In 2000, Food Standards Australia New Zealand, formerly ANZFA, established an updated food code that applies to all foods produced or imported for sale in the two territories.
This week the bi-national body pinpointed the number of provisions that food manufacturers need to be aware of when using flavourings in foods.
"Flavours often contain a number of individual flavouring substances and may contain other food additives such as antioxidants and colourings. Preparations of food additives also contain carriers, solvents and diluents which may also require labelling," they warn, prior to reminding the industry of the rules.
Standard 1.2.4 - Labelling of Ingredients
Clause 8 - Declaration of food additives, requires that food additives must be declared in accordance with ingredient labelling requirements.
Subclause 8 (6) requires that flavours must be declared in the statement of ingredients by either the word 'flavouring' or 'flavour'; or a more specific name or description of the flavouring.
This means that all food additives, including flavourings must be declared whenever there are ingredient labelling requirements. Flavourings can be declared simply by the generic terms, flavour or flavouring, as there are thousands of individual flavouring substances, many of which have complex chemical names that most consumers would not understand.

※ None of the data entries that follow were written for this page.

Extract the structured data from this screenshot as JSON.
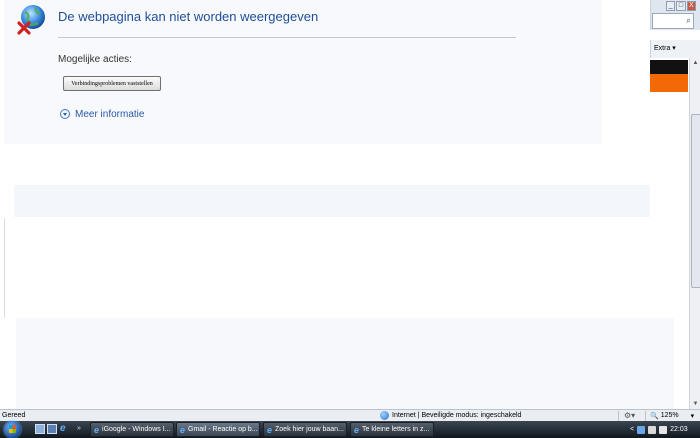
{
  "error_page": {
    "title": "De webpagina kan niet worden weergegeven",
    "actions_label": "Mogelijke acties:",
    "diagnose_button": "Verbindingsproblemen vaststellen",
    "more_info": "Meer informatie"
  },
  "browser_chrome": {
    "extra_menu": "Extra ▾",
    "search_icon": "search-icon",
    "window_controls": [
      "_",
      "□",
      "X"
    ]
  },
  "status_bar": {
    "left_text": "Gereed",
    "zone_text": "Internet | Beveiligde modus: ingeschakeld",
    "zoom": "125%",
    "zoom_arrow": "▾"
  },
  "taskbar": {
    "windows": [
      {
        "label": "iGoogle - Windows I...",
        "icon": "ie-icon"
      },
      {
        "label": "Gmail - Reactie op b...",
        "icon": "ie-icon"
      },
      {
        "label": "Zoek hier jouw baan...",
        "icon": "ie-icon"
      },
      {
        "label": "Te kleine letters in z...",
        "icon": "ie-icon"
      }
    ],
    "clock": "22:03",
    "tray_arrow": "<"
  },
  "colors": {
    "title_blue": "#1f4e9b",
    "link_blue": "#2a5aa6",
    "orange_band": "#f26a08"
  }
}
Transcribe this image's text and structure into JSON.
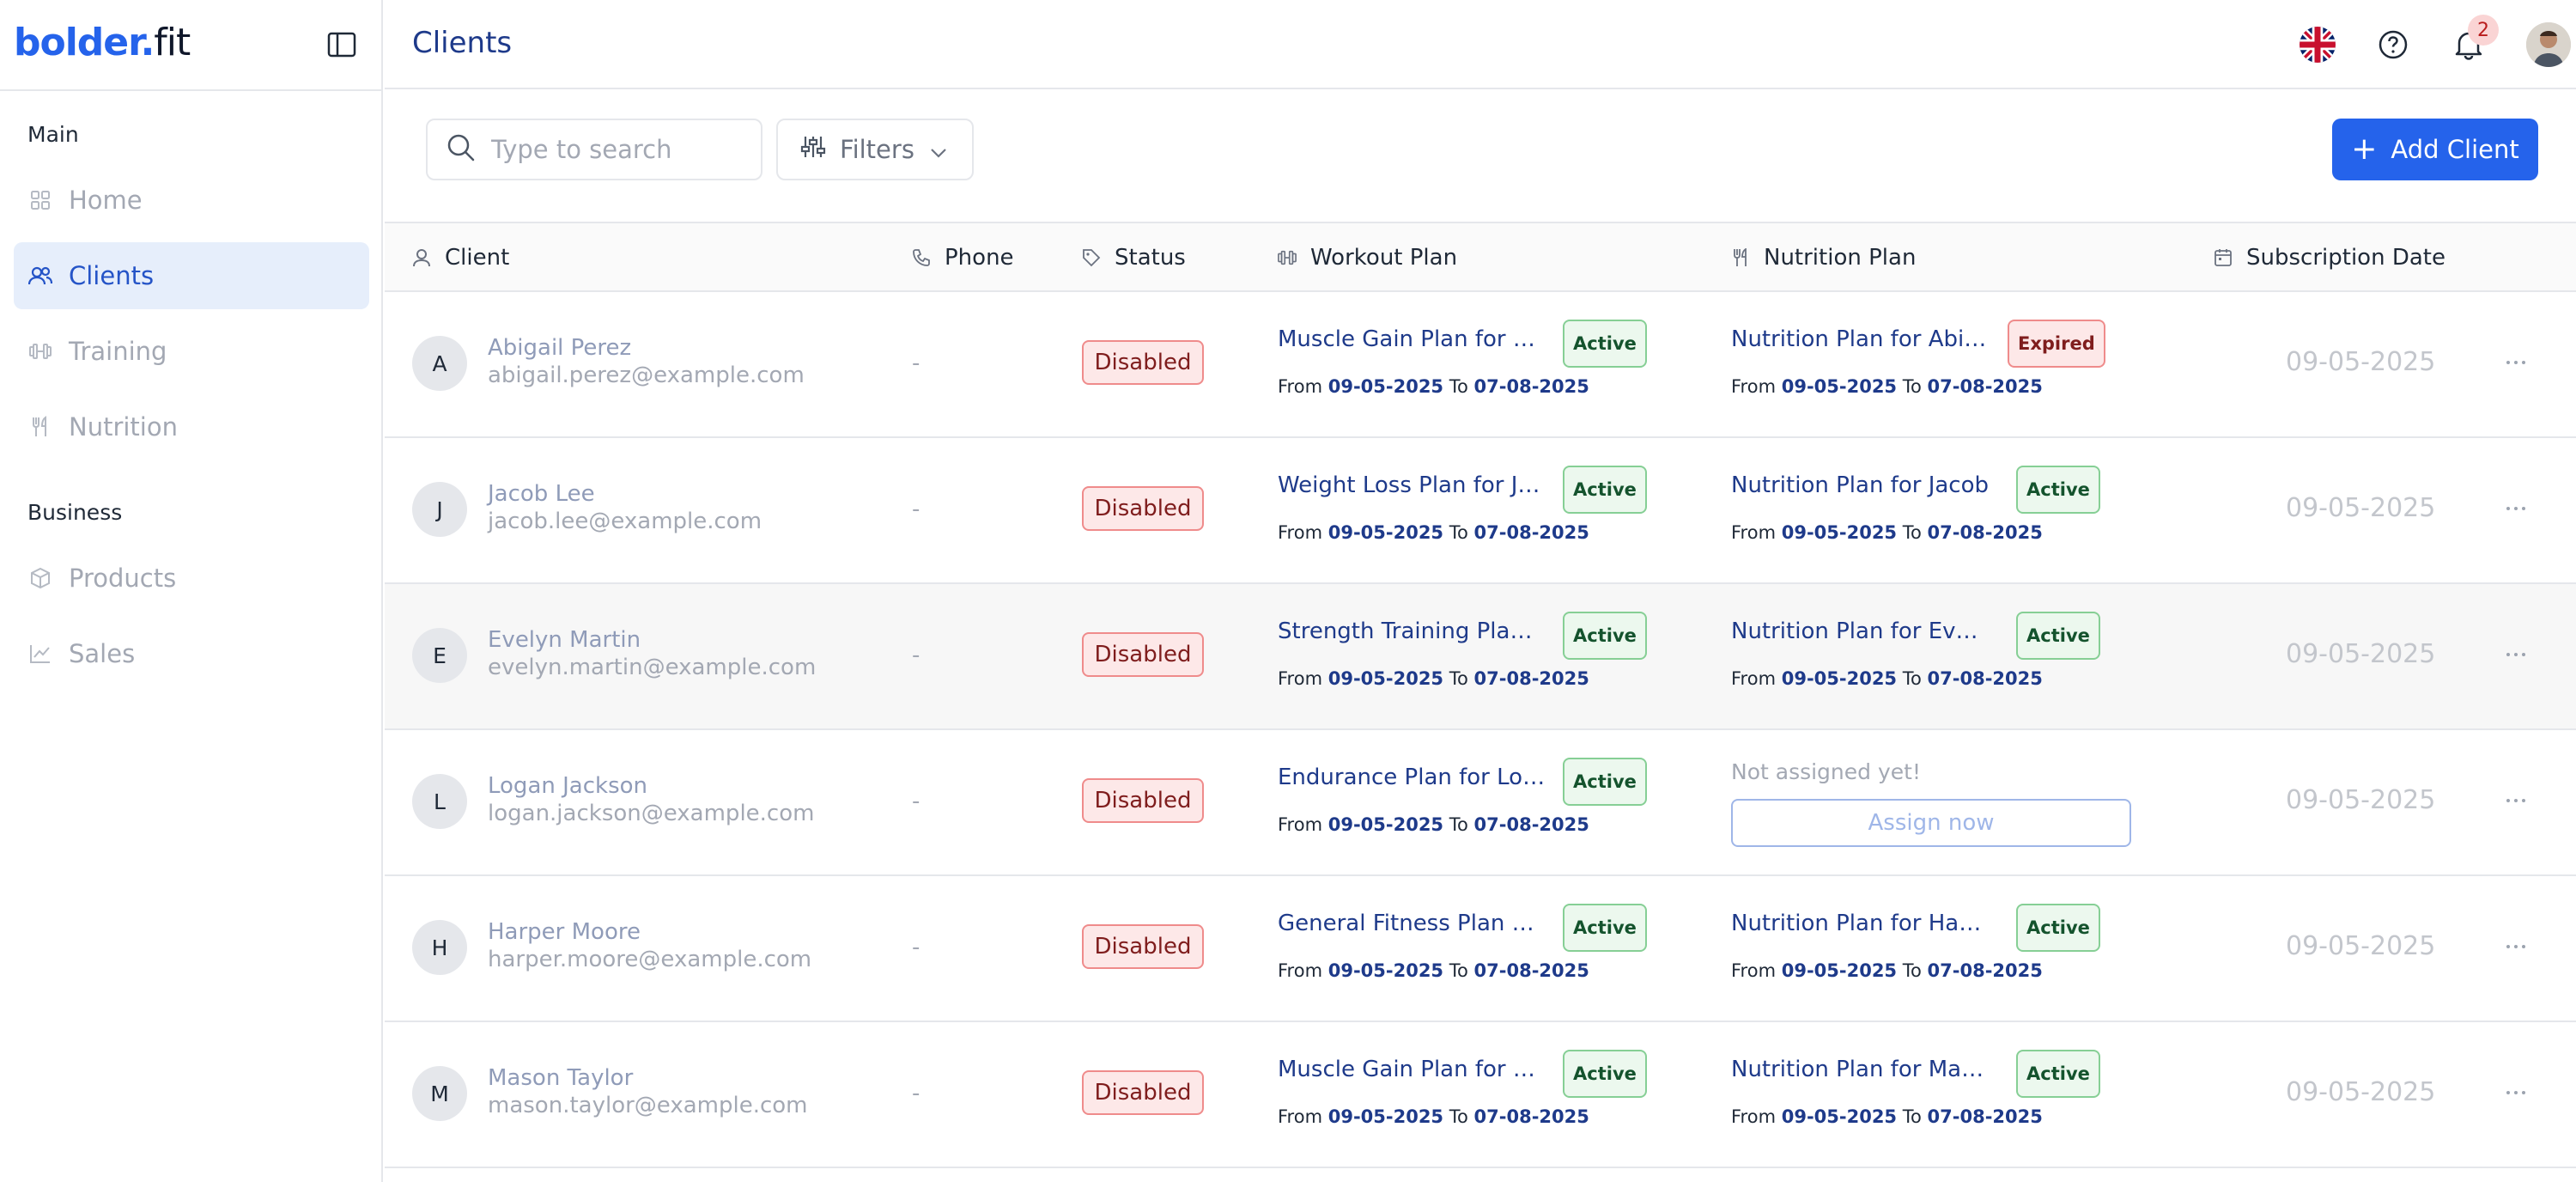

Manufacturers can however, still declare individual flavouring substances if they choose. For simpler or better-known substances such as maltol or vanillin, this information may be useful to some consumers.
Clause 6 - Declaration of compound ingredients, generally requires the listing of all the components of compound ingredients in descending order of ingoing weight. In the case where the amount of compound ingredient is less than 5 per cent of the food, most of the ingredients are exempted, but all the food additives in the compound ingredient still need to be included in the statement of ingredients if the food additive is performing a technological function in the final food.
Flavourings often contain more than one component, they may contain many individual flavouring substances, as well as colourings, antioxidants or preservatives. If an antioxidant or a colouring in a flavouring is still exhibiting a technological function in the final food it needs to be labelled.
Standard 1.2.3 - Mandatory Warning and Advisory Statements and Declarations
Clause 4 requires that the substances listed that may cause severe adverse reactions in sensitive individuals must be declared when present in food. This means food additives and components of food additives that are derived from milk, nuts, eggs, crustacean, sesame seeds and fish and are present in a flavouring need to be declared on labels.
Standard 1.3.1 - Food Additives.
Finally all components of a flavouring need to be approved within the Code. Clause 11 - Permitted flavouring substances, lists the references to flavouring substances that may be used to flavour food. The food additives used in flavour preparations need to be approved in item 0.1 - Preparations of food additives within Schedule 1 of Standard 1.3.1.